I enjoy reading movie reviews. The people who write them are called critics.
When they criticize a movie, or streaming show, that I was considering watching, often I'll decide to see something else instead. So critics can be wonderful.
However, there's also a critic who is uncomfortably close to me. In fact, it is me.
Or at least, a part of me who isn't shy about pointing out my screw-ups, mistakes, and such -- often in a caustic manner that leaves me feeling bad about myself.
I don't mind getting feedback about things I could have done better, whether from myself or anybody else.
But that inner critic often goes overboard, constantly reminding me of mistakes from long ago that I'm already well aware of and which can't be undone because they're in the distant past.
So I perked up when I came to a section in Robert Wright's book, "Why Buddhism is True," that talks about how Wright was able to deal with his own inner critic through mindfulness meditation.
Here's what Wright said about this.
I've always been good at convincing myself I've made a mistake, at chastising myself for it, and sometimes at pretty literally hating myself for it. For decades people have told me I shouldn't be like this.
They've said things like, "Don't beat yourself up about it."

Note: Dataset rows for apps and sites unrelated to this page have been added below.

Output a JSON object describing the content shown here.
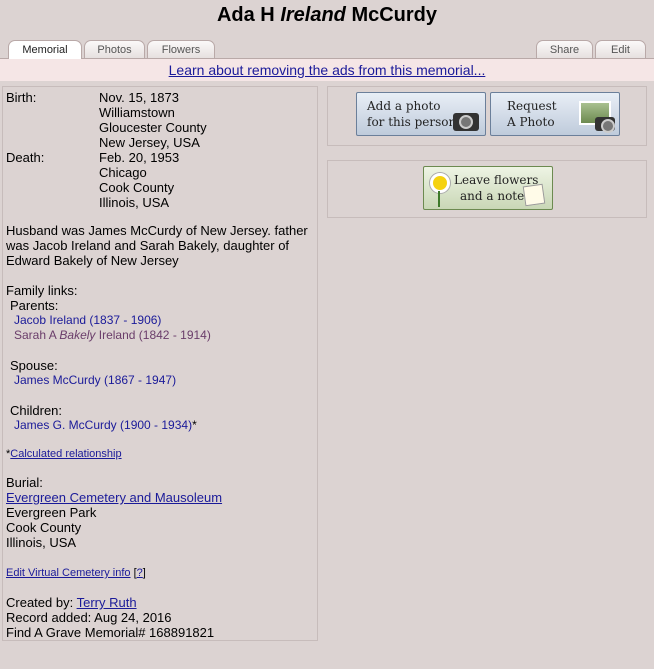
{
  "title": {
    "first": "Ada H",
    "maiden": "Ireland",
    "last": "McCurdy"
  },
  "tabs": {
    "memorial": "Memorial",
    "photos": "Photos",
    "flowers": "Flowers",
    "share": "Share",
    "edit": "Edit"
  },
  "ad_link": "Learn about removing the ads from this memorial...",
  "birth": {
    "label": "Birth:",
    "date": "Nov. 15, 1873",
    "city": "Williamstown",
    "county": "Gloucester County",
    "state": "New Jersey, USA"
  },
  "death": {
    "label": "Death:",
    "date": "Feb. 20, 1953",
    "city": "Chicago",
    "county": "Cook County",
    "state": "Illinois, USA"
  },
  "bio": {
    "line1": "Husband was James McCurdy of New Jersey. father",
    "line2": "was Jacob Ireland and Sarah Bakely, daughter of",
    "line3": "Edward Bakely of New Jersey"
  },
  "family": {
    "label": "Family links:",
    "parents_label": "Parents:",
    "parent1": "Jacob Ireland (1837 - 1906)",
    "parent2_first": "Sarah A",
    "parent2_maiden": "Bakely",
    "parent2_rest": "Ireland (1842 - 1914)",
    "spouse_label": "Spouse:",
    "spouse": "James McCurdy (1867 - 1947)",
    "children_label": "Children:",
    "child": "James G. McCurdy (1900 - 1934)",
    "child_mark": "*"
  },
  "calc": {
    "star": "*",
    "link": "Calculated relationship"
  },
  "burial": {
    "label": "Burial:",
    "cemetery": "Evergreen Cemetery and Mausoleum",
    "city": "Evergreen Park",
    "county": "Cook County",
    "state": "Illinois, USA"
  },
  "vcem": {
    "link": "Edit Virtual Cemetery info",
    "open": "[",
    "help": "?",
    "close": "]"
  },
  "record": {
    "created_label": "Created by:",
    "created_by": "Terry Ruth",
    "added": "Record added: Aug 24, 2016",
    "memorial_id": "Find A Grave Memorial# 168891821"
  },
  "buttons": {
    "add_photo_1": "Add a photo",
    "add_photo_2": "for this person",
    "request_1": "Request",
    "request_2": "A Photo",
    "flowers_1": "Leave flowers",
    "flowers_2": "and a note"
  }
}
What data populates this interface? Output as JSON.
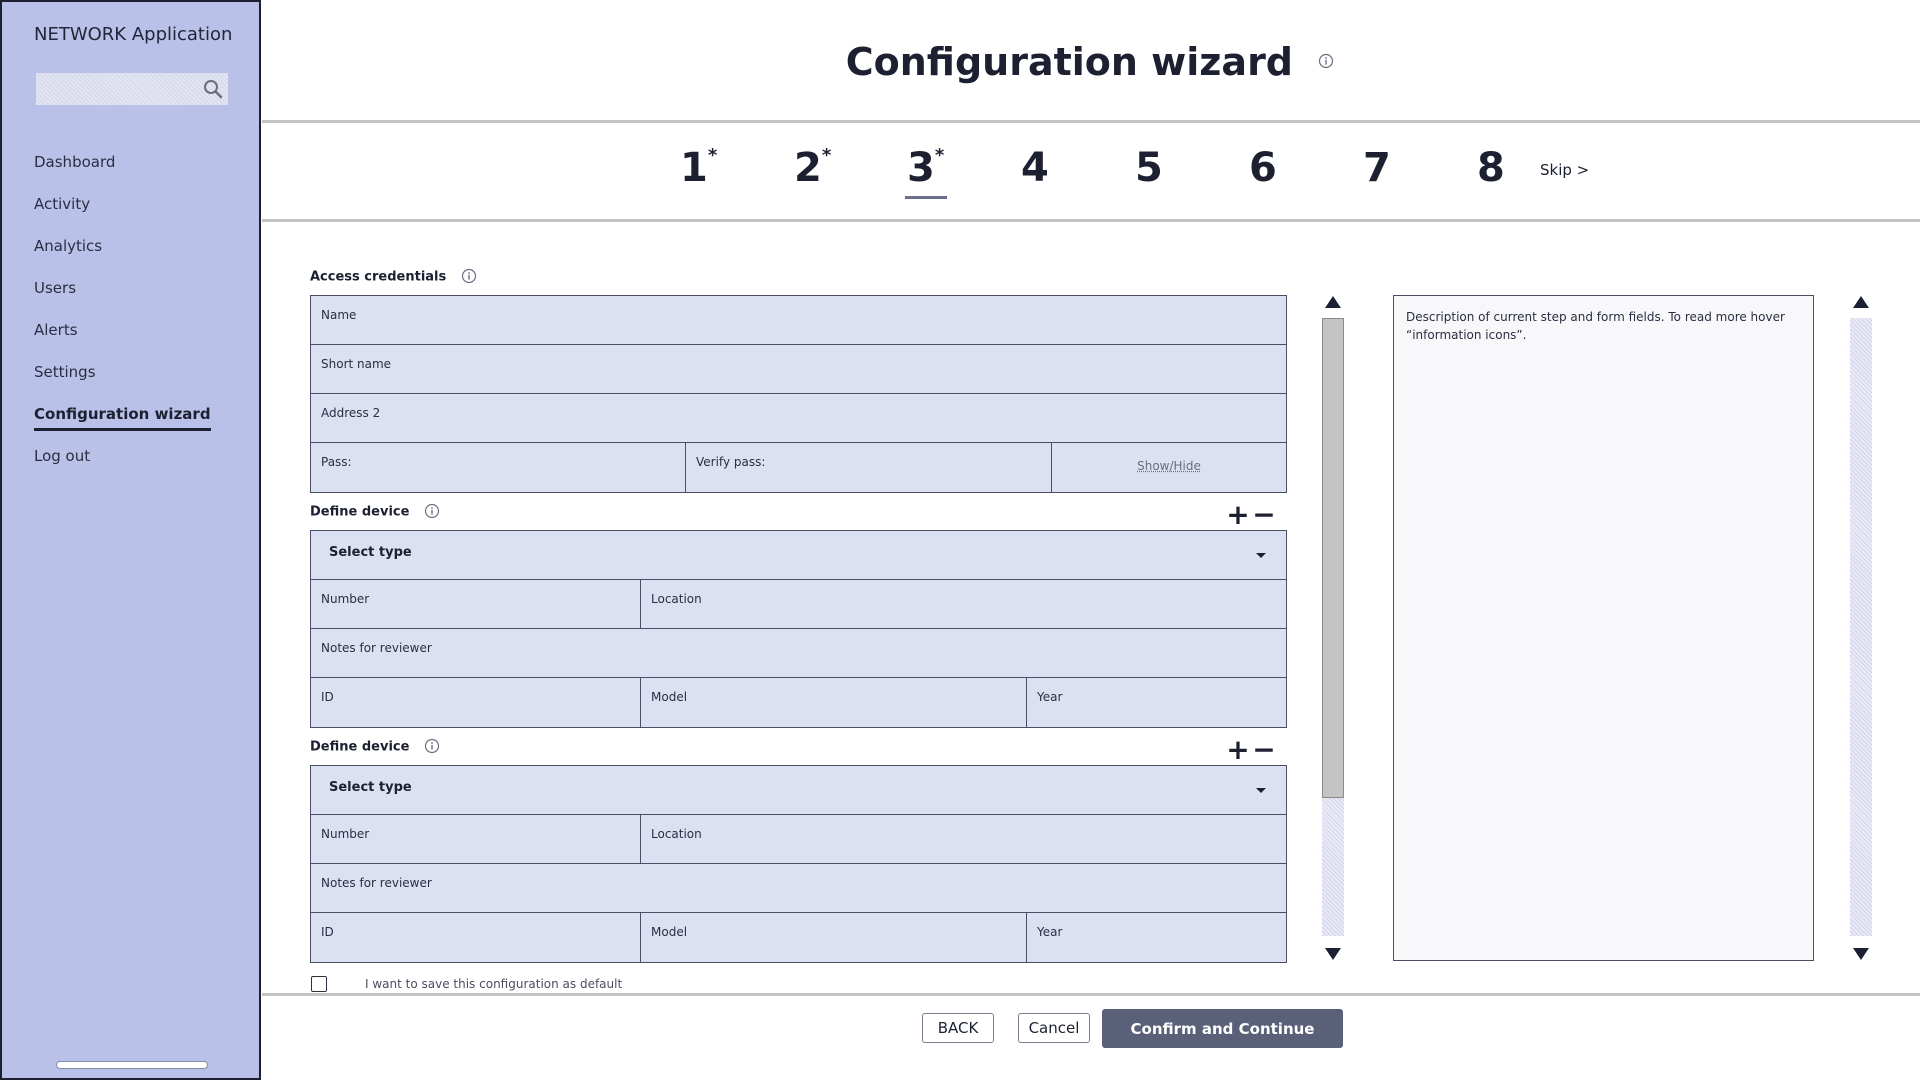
{
  "sidebar": {
    "app_title": "NETWORK Application",
    "search": {
      "value": "",
      "placeholder": ""
    },
    "items": [
      {
        "label": "Dashboard",
        "active": false
      },
      {
        "label": "Activity",
        "active": false
      },
      {
        "label": "Analytics",
        "active": false
      },
      {
        "label": "Users",
        "active": false
      },
      {
        "label": "Alerts",
        "active": false
      },
      {
        "label": "Settings",
        "active": false
      },
      {
        "label": "Configuration wizard",
        "active": true
      },
      {
        "label": "Log out",
        "active": false
      }
    ]
  },
  "header": {
    "title": "Configuration wizard",
    "info_icon": "info-icon"
  },
  "steps": {
    "items": [
      {
        "number": "1",
        "marker": "*"
      },
      {
        "number": "2",
        "marker": "*"
      },
      {
        "number": "3",
        "marker": "*",
        "current": true
      },
      {
        "number": "4",
        "marker": ""
      },
      {
        "number": "5",
        "marker": ""
      },
      {
        "number": "6",
        "marker": ""
      },
      {
        "number": "7",
        "marker": ""
      },
      {
        "number": "8",
        "marker": ""
      }
    ],
    "skip_label": "Skip >"
  },
  "access_credentials": {
    "label": "Access credentials",
    "fields": {
      "name": "Name",
      "short_name": "Short name",
      "address2": "Address 2",
      "pass": "Pass:",
      "verify_pass": "Verify pass:",
      "show_hide": "Show/Hide"
    }
  },
  "devices": [
    {
      "label": "Define device",
      "add": "+",
      "remove": "−",
      "select_type": "Select type",
      "fields": {
        "number": "Number",
        "location": "Location",
        "notes": "Notes for reviewer",
        "id": "ID",
        "model": "Model",
        "year": "Year"
      }
    },
    {
      "label": "Define device",
      "add": "+",
      "remove": "−",
      "select_type": "Select type",
      "fields": {
        "number": "Number",
        "location": "Location",
        "notes": "Notes for reviewer",
        "id": "ID",
        "model": "Model",
        "year": "Year"
      }
    }
  ],
  "description": {
    "text": "Description of current step and form fields. To read more hover “information icons”."
  },
  "save_default": {
    "label": "I want to save this configuration as default",
    "checked": false
  },
  "footer": {
    "back": "BACK",
    "cancel": "Cancel",
    "confirm": "Confirm and Continue"
  },
  "colors": {
    "sidebar_bg": "#b9c1e8",
    "field_bg": "#dce0f3",
    "primary_button": "#5a6078",
    "text": "#1d2030"
  }
}
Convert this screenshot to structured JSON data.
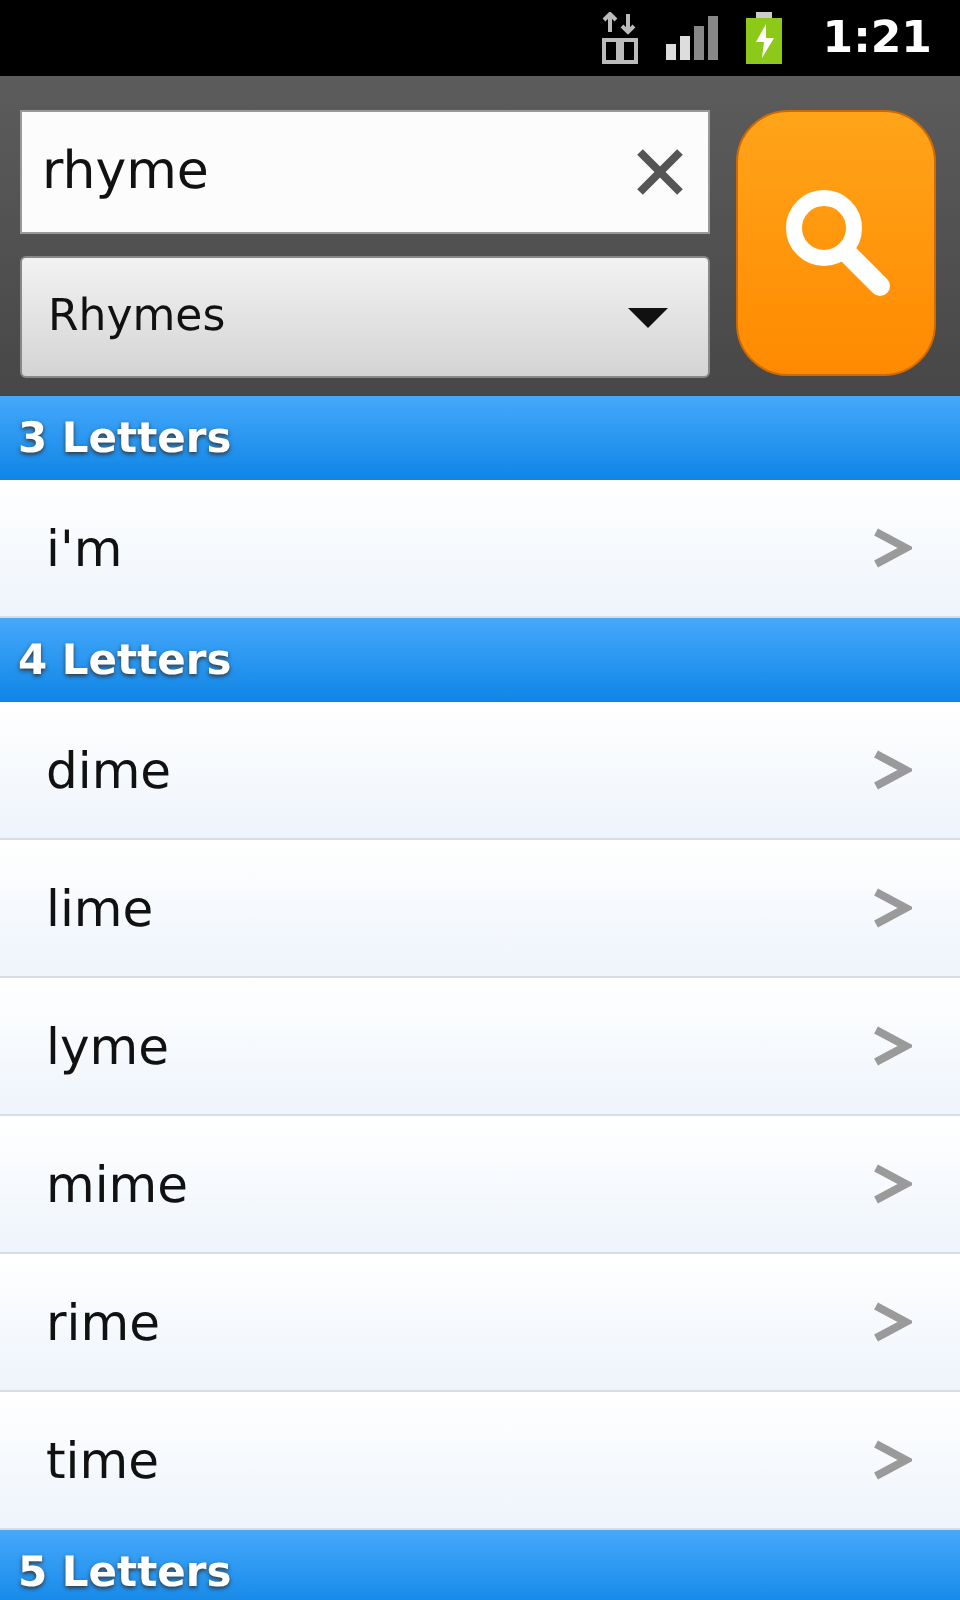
{
  "status_bar": {
    "time": "1:21"
  },
  "search": {
    "value": "rhyme",
    "mode": "Rhymes"
  },
  "sections": [
    {
      "title": "3 Letters",
      "words": [
        "i'm"
      ]
    },
    {
      "title": "4 Letters",
      "words": [
        "dime",
        "lime",
        "lyme",
        "mime",
        "rime",
        "time"
      ]
    },
    {
      "title": "5 Letters"
    }
  ]
}
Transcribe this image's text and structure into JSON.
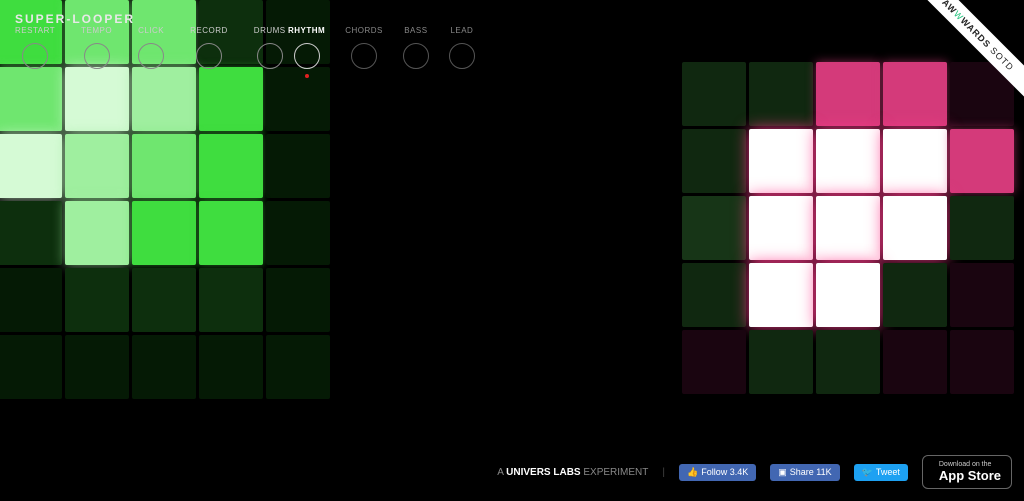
{
  "app_title": "SUPER-LOOPER",
  "controls": [
    {
      "label": "RESTART"
    },
    {
      "label": "TEMPO"
    },
    {
      "label": "CLICK"
    },
    {
      "label": "RECORD"
    },
    {
      "label": "DRUMS"
    }
  ],
  "tabs": [
    {
      "label": "RHYTHM",
      "active": true
    },
    {
      "label": "CHORDS",
      "active": false
    },
    {
      "label": "BASS",
      "active": false
    },
    {
      "label": "LEAD",
      "active": false
    }
  ],
  "ribbon": {
    "brand_pre": "AW",
    "brand_mid": "W",
    "brand_post": "WARDS",
    "suffix": "SOTD"
  },
  "footer": {
    "credit_pre": "A ",
    "credit_strong": "UNIVERS LABS",
    "credit_post": " EXPERIMENT",
    "fb_follow": "Follow 3.4K",
    "fb_share": "Share 11K",
    "tw": "Tweet",
    "appstore_small": "Download on the",
    "appstore_big": "App Store"
  },
  "grids": {
    "left": [
      [
        "g3",
        "g4",
        "g4",
        "g1",
        "g0"
      ],
      [
        "g4",
        "g6",
        "g5",
        "g3",
        "g0"
      ],
      [
        "g6",
        "g5",
        "g4",
        "g3",
        "g0"
      ],
      [
        "g1",
        "g5",
        "g3",
        "g3",
        "g0"
      ],
      [
        "g0",
        "g1",
        "g1",
        "g1",
        "g0"
      ],
      [
        "g0",
        "g0",
        "g0",
        "g0",
        "g0"
      ]
    ],
    "right": [
      [
        "p1",
        "p1",
        "p3",
        "p3",
        "p0"
      ],
      [
        "p1",
        "p4",
        "p4",
        "p4",
        "p5"
      ],
      [
        "p2",
        "p4",
        "p4",
        "p4",
        "p1"
      ],
      [
        "p1",
        "p4",
        "p4",
        "p1",
        "p0"
      ],
      [
        "p0",
        "p1",
        "p1",
        "p0",
        "p0"
      ]
    ]
  }
}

This has always annoyed me. My feeling has been that you should beat yourself up about things you do wrong. Otherwise you may keep doing them!
And let's be honest, isn't one of the big problems with the world how many people do bad things and then don't feel any need for self-chastisement?
...The experience I had that night wasn't a full-fledged hallucination. As I entered that weird visual space, I didn't lose contact with the real world. I was aware that I was sitting in a meditation hall and that intense concentration had put my mind in a place it had never been.
But where was this place? Only after looking around a bit did I realize that the place my mind had entered was my mind -- or, at least, my mind's representation of my mind.
The tipoff was that I "saw" -- and, I guess, "heard" -- a particular thought I've had many times after doing something arguably stupid or inept or wrong.
The thought was "You screwed up."
Actually, "screwed up" is a sanitized version of the phrase I tend to use and of the phrase that constituted the thought I observed that night. Anyway, the main thing is this: I now saw this thought assume a form I had never seen it assume before.
Come to think of it, I had never seen this thought assume any form at all. But it now looked as if -- literally looked as if -- one part of my mind was speaking the thought to another part.
There was even a kind of line tracing the path of the message, like an arrow on a diagram indicating the direction of communication.
I watched this intracranial conversation, watched the message travel from sender to recipient, as a kind of outside observer, even though I thought of the recipient as in some sense being me.
It's almost impossible to convey in words the power of this experience and its aura of significance.
...And what was the truth I was seeing? What struck me at the time was that, for the first time ever, this standard thought of mine -- "You screwed up" -- didn't seem to be coming from me.
It was just some guy in my head doing the talking. And it wasn't clear that he was worth paying attention to. Who the hell was he, anyway?
Now, more than a decade later, having thought about this stuff more and written this book, I might answer, "He was a module in my mind."
But at the time I was thinking less academically, and the lesson seemed to be that in the future I could treat my inner critic with some critical distance, if not outright disdain.
As much as I had resisted efforts to quit beating myself up, as much as I had minimized the toll it took on me, the prospect of living without this self-torture now seemed powerfully appealing. I'm not much of a crier, but I started crying. I tried to do it quietly, but I did it fully.
...And then I lived happily ever after.
Actually, no. Another line in that Foreigner song, right after "feels like the very first time" is "like it never will again." And, indeed, I haven't had a meditative experience that joltingly powerful since then.
My belief that I would be able to access this plane again and again and use it to orchestrate my own personal spiritual renaissance was naive.
So was my belief that I would quit beating up on myself, though the frequency and severity of the beatings seems to have fallen off a bit.
OK, Wright's meditation experience wasn't truly mind changing. Still, it benefitted him. Here's another excerpt from his book that's an overview of his attitude toward meditation.
In case all this sounds too abstractly philosophical, let me try to put it in more practical form, as the answer to this oft-asked question: Will meditation make me happier? And, if so, how much happier?
Well, in my case -- as you will recall, I'm a particularly hard case -- the answer is yes, it's made me a little happier. That's good, because I'm in favor of happiness, especially my own.
At the same time, the argument I'd make to people about why they should meditate is less about the quantity of happiness than about the quality of the happiness.
The happiness I now have involves, on balance, a truer view of the world that the happiness I had before.
And a boost in happiness that rests on truth, I would argue, is better than a boost in happiness that doesn't -- not just because things that rest on truth have a more secure footing than things that don't, but because, as it happens, acting in accordance with this truth means behaving better toward your fellow beings.
So that's why I'd say that increments of happiness that insight meditation may add to your life are especially worth working for: because these are increments of valid happiness.
This is a happiness that is based on a multifaceted clarity -- on a truer view of the world, a truer view of other people, a truer view of yourself, and, I believe, a closer approximation to moral truth.